"Commissioner Oettinger's retrograde plans spell disaster for the internet. Oettinger has let copyright reform be hijacked by corporate interests and turned a blind eye to the needs of artists and users. This attempt to remake the web to accommodate analogue business models is doomed to fail at great cost.
"The planned special copyright for news sites would curtail freedom of expression on the internet and harm both small publishers and innovative startups. In the end, it will benefit nobody: internet platforms and users alike will stop linking to EU news with the preview images and teaser snippets that drive traffic, but would now require licenses. Erecting toll booths on the way users arrive at EU news today won't make up for declining newspaper revenues, but instead doom even their digital properties. The news industry's troubles can't be solved with copyright law.
"Oettinger's insistence that end users sharing links will not be affected is an attempt at misdirection. Links posted to social networks today automatically include a snippet from the linked article, which the proposal would undeniably make subject to licensing for 20 years after publication. No exception is provided for individuals. Accordingly, this proposal would make posting a link to an article from 1996 to Facebook illegal without a licence. Oettinger's denial was even belied by President Juncker's State of the Union speech, in which he called for revenues for news publishers 'whether [their content] is published via a copying machine or hyperlinked on the web.'
"The Parliament has rejected this idea multiple times in its resolutions on the Digital Single Market. It must do so again.
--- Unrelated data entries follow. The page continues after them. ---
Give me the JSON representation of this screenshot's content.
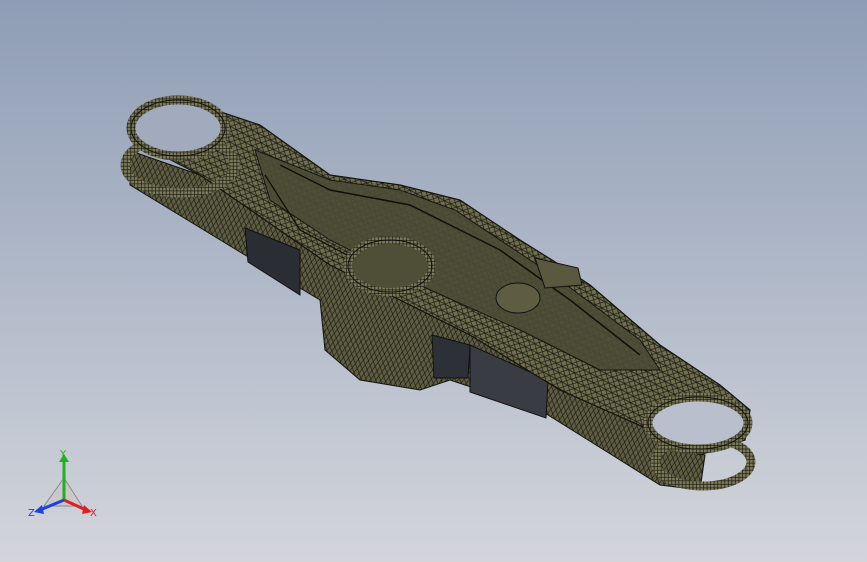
{
  "viewport": {
    "background_top": "#8e9db5",
    "background_bottom": "#d3d5db"
  },
  "model": {
    "render_mode": "shaded-with-edges",
    "mesh_color": "#6e6d4e",
    "edge_color": "#1a1a12"
  },
  "triad": {
    "x_label": "X",
    "y_label": "Y",
    "z_label": "Z",
    "x_color": "#e02020",
    "y_color": "#20b020",
    "z_color": "#2040e0"
  }
}
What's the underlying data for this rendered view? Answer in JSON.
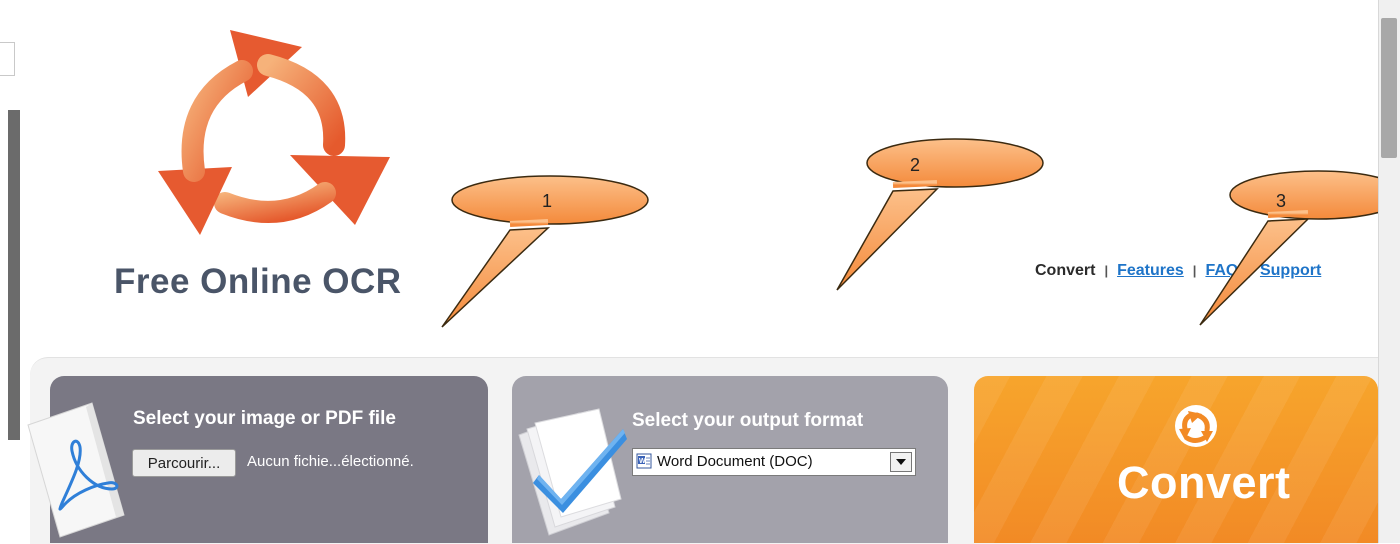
{
  "site": {
    "brand": "Free Online OCR"
  },
  "nav": {
    "current": "Convert",
    "separator": "|",
    "links": [
      "Features",
      "FAQ",
      "Support"
    ]
  },
  "steps": {
    "select_file": {
      "title": "Select your image or PDF file",
      "browse_label": "Parcourir...",
      "file_status": "Aucun fichie...électionné."
    },
    "output_format": {
      "title": "Select your output format",
      "selected": "Word Document (DOC)"
    },
    "convert": {
      "label": "Convert"
    }
  },
  "callouts": [
    "1",
    "2",
    "3"
  ],
  "colors": {
    "brand_text": "#4a5568",
    "link": "#1e74c8",
    "panel_dark": "#7a7884",
    "panel_light": "#a3a2ab",
    "convert_orange": "#f7a52c",
    "callout": "#f9a25a",
    "logo_orange": "#e8552f"
  },
  "icons": {
    "logo": "recycle-arrows-icon",
    "file": "pdf-file-icon",
    "format": "documents-checkmark-icon",
    "convert": "convert-cycle-icon",
    "select_item": "word-doc-icon"
  }
}
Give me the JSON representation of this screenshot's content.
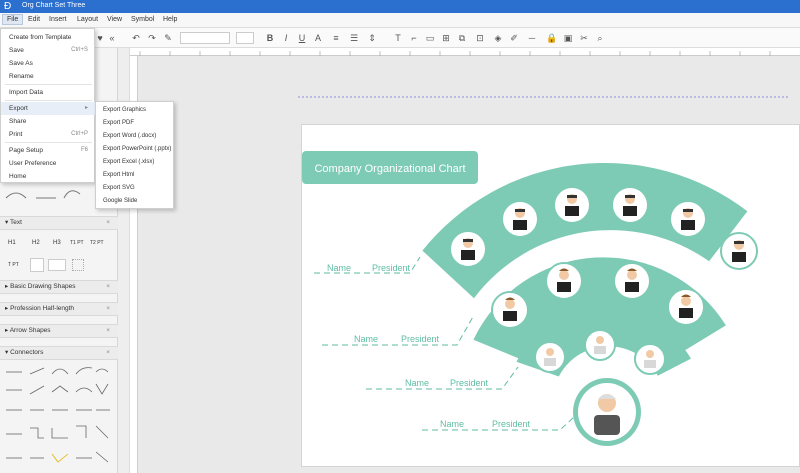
{
  "window": {
    "title": "Org Chart Set Three"
  },
  "menubar": {
    "items": [
      "File",
      "Edit",
      "Insert",
      "Layout",
      "View",
      "Symbol",
      "Help"
    ]
  },
  "toolbar": {
    "font_size": ""
  },
  "file_menu": {
    "items": [
      {
        "label": "Create from Template",
        "shortcut": ""
      },
      {
        "label": "Save",
        "shortcut": "Ctrl+S"
      },
      {
        "label": "Save As",
        "shortcut": ""
      },
      {
        "label": "Rename",
        "shortcut": ""
      },
      {
        "label": "Import Data",
        "shortcut": ""
      },
      {
        "label": "Export",
        "shortcut": "▸"
      },
      {
        "label": "Share",
        "shortcut": ""
      },
      {
        "label": "Print",
        "shortcut": "Ctrl+P"
      },
      {
        "label": "Page Setup",
        "shortcut": "F6"
      },
      {
        "label": "User Preference",
        "shortcut": ""
      },
      {
        "label": "Home",
        "shortcut": ""
      }
    ]
  },
  "export_menu": {
    "items": [
      "Export Graphics",
      "Export PDF",
      "Export Word (.docx)",
      "Export PowerPoint (.pptx)",
      "Export Excel (.xlsx)",
      "Export Html",
      "Export SVG",
      "Google Slide"
    ]
  },
  "sidebar": {
    "panels": [
      {
        "label": "Text"
      },
      {
        "label": "Basic Drawing Shapes"
      },
      {
        "label": "Profession Half-length"
      },
      {
        "label": "Arrow Shapes"
      },
      {
        "label": "Connectors"
      }
    ],
    "text_samples": [
      "H1",
      "H2",
      "H3",
      "T1 PT",
      "T2 PT",
      "T PT"
    ],
    "close_symbol": "×"
  },
  "chart": {
    "title": "Company Organizational Chart",
    "rows": [
      {
        "name": "Name",
        "role": "President"
      },
      {
        "name": "Name",
        "role": "President"
      },
      {
        "name": "Name",
        "role": "President"
      },
      {
        "name": "Name",
        "role": "President"
      }
    ],
    "colors": {
      "accent": "#7ecbb5",
      "line": "#5fbda2",
      "text": "#5fbda2"
    }
  },
  "colors": {
    "titlebar": "#2b6fcf",
    "menu_highlight": "#e8eef8"
  }
}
Already, MEPs from all political groups are coming together to voice their opposition."
For more information, see https://juliareda.eu/2016/09/meps-save-the-link/